Symptoms may include: very high body temperature (above 103°F), red, hot, dry skin (no sweating), confusion, throbbing headache, nausea, and unconsciousness.

If you see someone with these symptoms, call 911 immediately—this is a medical emergency.

At risk:

  • People aged 65 years or older. They are less likely to sense and respond to changes in temperature. Many people, particularly older adults, also don’t feel thirsty until they’re already dehydrated. You should check in on older adults to make sure that they are staying cool and hydrated.
  • Infants and young children (under age 4). Young children are sensitive to the effects of excessive heat and must rely on their caregivers to stay cool and hydrated.
  • People with some chronic medical conditions, like diabetes, cardiovascular disease, and asthma. They are less likely to sense and respond to changes in temperature. Also, they may be taking medications that can contribute to dehydration or interfere with the body’s ability to regulate body temperature. Patients should check with their healthcare provider for more information about how specific chronic conditions and medications may affect them during extreme heat events.

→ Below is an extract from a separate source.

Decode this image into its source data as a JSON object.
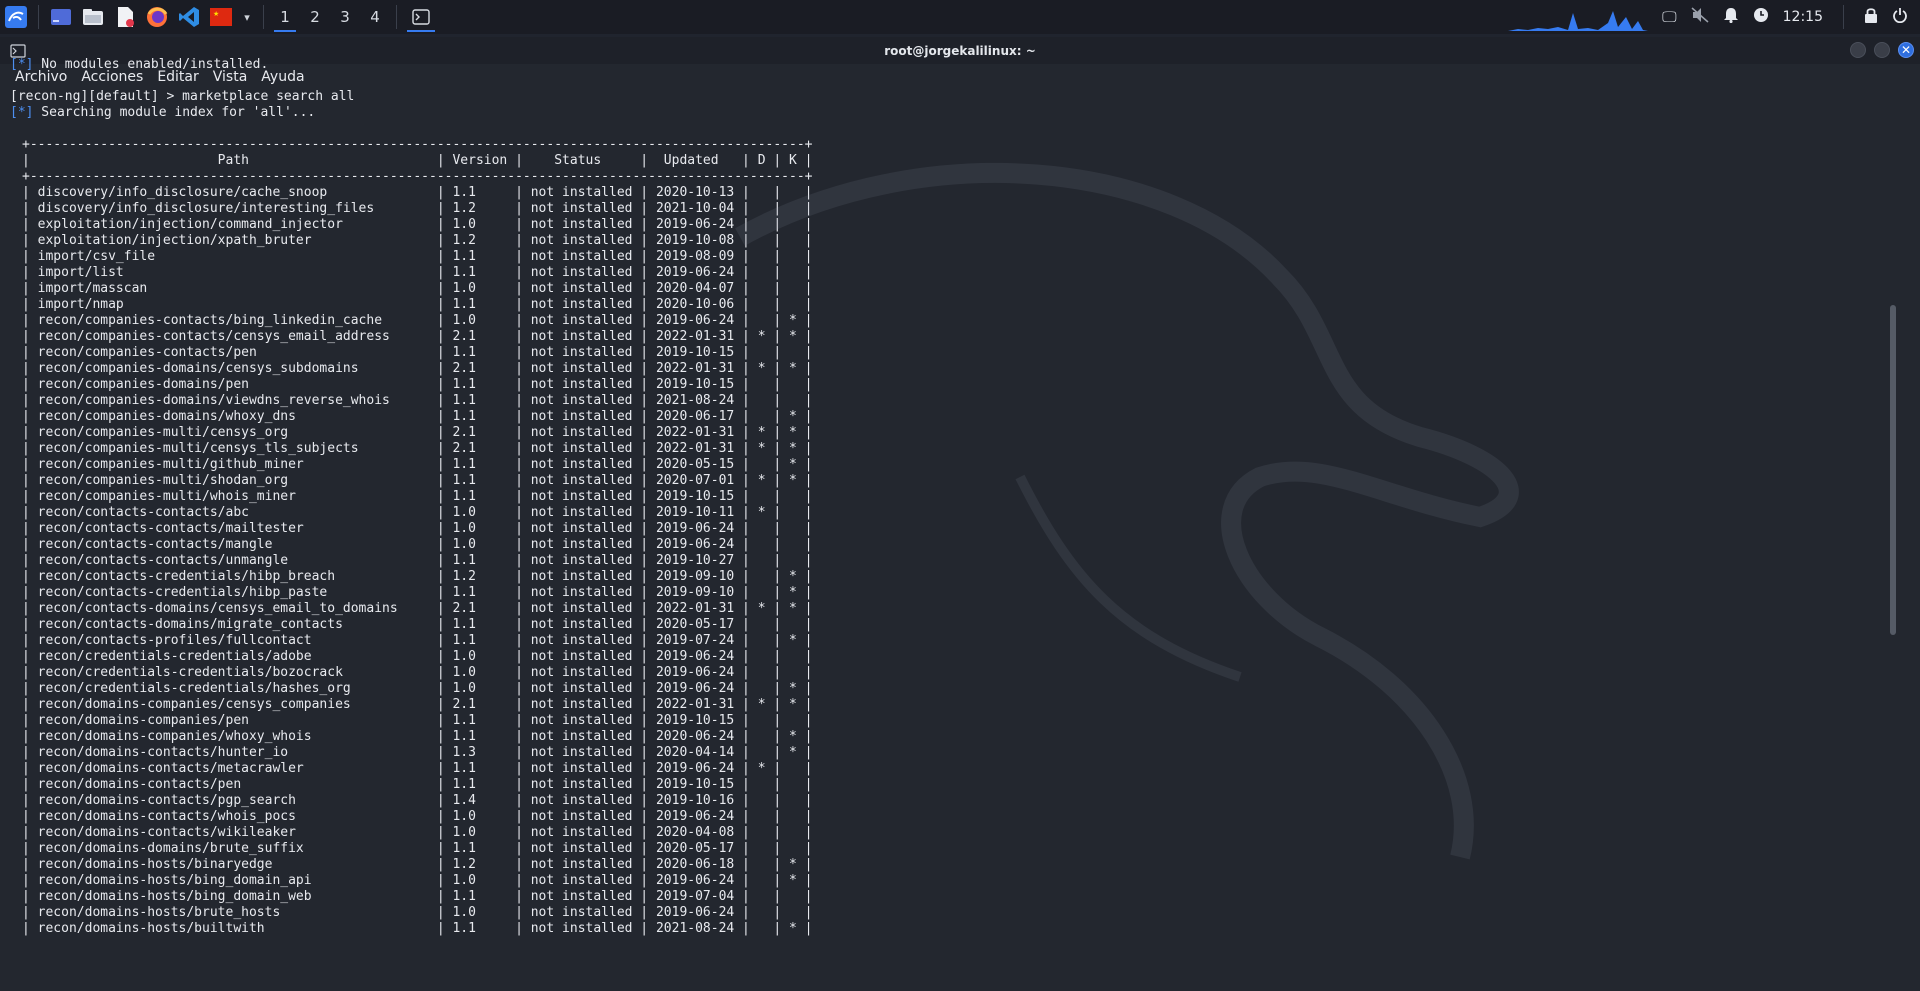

Even people without chronic conditions can be at risk during hot weather. People who are homeless, pregnant, work outdoors, or are athletes should be especially careful to stay hydrated.

Chronic medical conditions

  • DiabetesPeople with diabetes get dehydrated more quickly. High temperatures can change how your body uses insulin. People with diabetes may need to test their blood sugar more often and adjust their insulin dose and what they eat and drink.
  • Cardiovascular disease — People with heart disease may be more vulnerable to heat stroke. Some medicines commonly used to treat high blood pressure, like diuretics (water pills), can worsen dehydration.
  • Respiratory diseases, (asthma) — High temperatures can also impact air quality and worsen respiratory conditions, like asthma. Visit AirNow to check air quality ratings each day and plan your activities accordingly.